§ Your task
Which lines of the entries below hold the word "역대급으로"? Report each of them.

Top of Materials provided

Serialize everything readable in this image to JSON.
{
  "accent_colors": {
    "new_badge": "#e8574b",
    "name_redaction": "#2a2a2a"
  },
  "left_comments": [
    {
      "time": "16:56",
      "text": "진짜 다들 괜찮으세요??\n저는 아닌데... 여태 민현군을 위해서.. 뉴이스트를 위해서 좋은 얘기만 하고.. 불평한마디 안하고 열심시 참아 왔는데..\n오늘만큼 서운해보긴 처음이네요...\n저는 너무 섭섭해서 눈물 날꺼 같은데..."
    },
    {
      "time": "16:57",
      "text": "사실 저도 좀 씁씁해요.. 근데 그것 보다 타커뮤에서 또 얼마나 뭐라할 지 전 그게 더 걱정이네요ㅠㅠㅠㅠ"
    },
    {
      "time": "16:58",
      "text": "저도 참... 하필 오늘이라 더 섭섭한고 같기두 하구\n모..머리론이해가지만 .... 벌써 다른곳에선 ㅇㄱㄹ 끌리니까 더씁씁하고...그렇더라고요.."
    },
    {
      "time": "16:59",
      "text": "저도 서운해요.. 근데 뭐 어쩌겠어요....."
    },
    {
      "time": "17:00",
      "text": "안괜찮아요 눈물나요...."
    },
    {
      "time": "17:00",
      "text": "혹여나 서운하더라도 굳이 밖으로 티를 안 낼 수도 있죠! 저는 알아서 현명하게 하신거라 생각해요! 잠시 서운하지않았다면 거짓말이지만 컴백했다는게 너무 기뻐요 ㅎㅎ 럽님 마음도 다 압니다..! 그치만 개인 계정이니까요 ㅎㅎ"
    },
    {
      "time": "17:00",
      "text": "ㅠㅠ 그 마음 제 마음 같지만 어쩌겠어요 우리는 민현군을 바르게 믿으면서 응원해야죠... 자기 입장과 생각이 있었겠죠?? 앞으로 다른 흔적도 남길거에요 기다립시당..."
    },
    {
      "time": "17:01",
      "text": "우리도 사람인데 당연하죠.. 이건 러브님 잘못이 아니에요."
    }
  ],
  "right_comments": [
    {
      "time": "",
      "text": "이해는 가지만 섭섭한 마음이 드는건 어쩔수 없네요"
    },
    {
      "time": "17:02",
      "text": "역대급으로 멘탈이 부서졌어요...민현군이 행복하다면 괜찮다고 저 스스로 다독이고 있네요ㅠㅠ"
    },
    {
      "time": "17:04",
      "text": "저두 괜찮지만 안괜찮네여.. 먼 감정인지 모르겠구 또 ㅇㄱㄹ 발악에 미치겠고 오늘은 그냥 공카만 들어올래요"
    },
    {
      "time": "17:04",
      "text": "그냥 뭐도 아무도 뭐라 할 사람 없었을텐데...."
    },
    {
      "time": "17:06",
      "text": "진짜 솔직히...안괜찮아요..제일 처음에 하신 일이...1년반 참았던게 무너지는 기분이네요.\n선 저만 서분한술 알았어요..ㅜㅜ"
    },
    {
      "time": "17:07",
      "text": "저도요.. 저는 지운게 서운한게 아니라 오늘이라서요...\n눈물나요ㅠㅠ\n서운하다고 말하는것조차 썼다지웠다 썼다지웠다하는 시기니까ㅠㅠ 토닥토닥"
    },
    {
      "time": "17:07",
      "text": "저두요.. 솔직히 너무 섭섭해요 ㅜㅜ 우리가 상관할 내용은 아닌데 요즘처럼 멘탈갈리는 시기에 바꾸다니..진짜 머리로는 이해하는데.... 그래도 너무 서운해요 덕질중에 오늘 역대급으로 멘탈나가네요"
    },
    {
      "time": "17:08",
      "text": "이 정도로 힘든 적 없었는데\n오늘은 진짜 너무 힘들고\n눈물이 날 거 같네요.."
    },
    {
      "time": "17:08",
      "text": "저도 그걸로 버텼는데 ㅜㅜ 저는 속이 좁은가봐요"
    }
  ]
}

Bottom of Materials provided

§ Response to the task
      "text": "역대급으로 멘탈이 부서졌어요...민현군이 행복하다면 괜찮다고 저 스스로 다독이고 있네요ㅠㅠ"
      "text": "저두요.. 솔직히 너무 섭섭해요 ㅜㅜ 우리가 상관할 내용은 아닌데 요즘처럼 멘탈갈리는 시기에 바꾸다니..진짜 머리로는 이해하는데.... 그래도 너무 서운해요 덕질중에 오늘 역대급으로 멘탈나가네요"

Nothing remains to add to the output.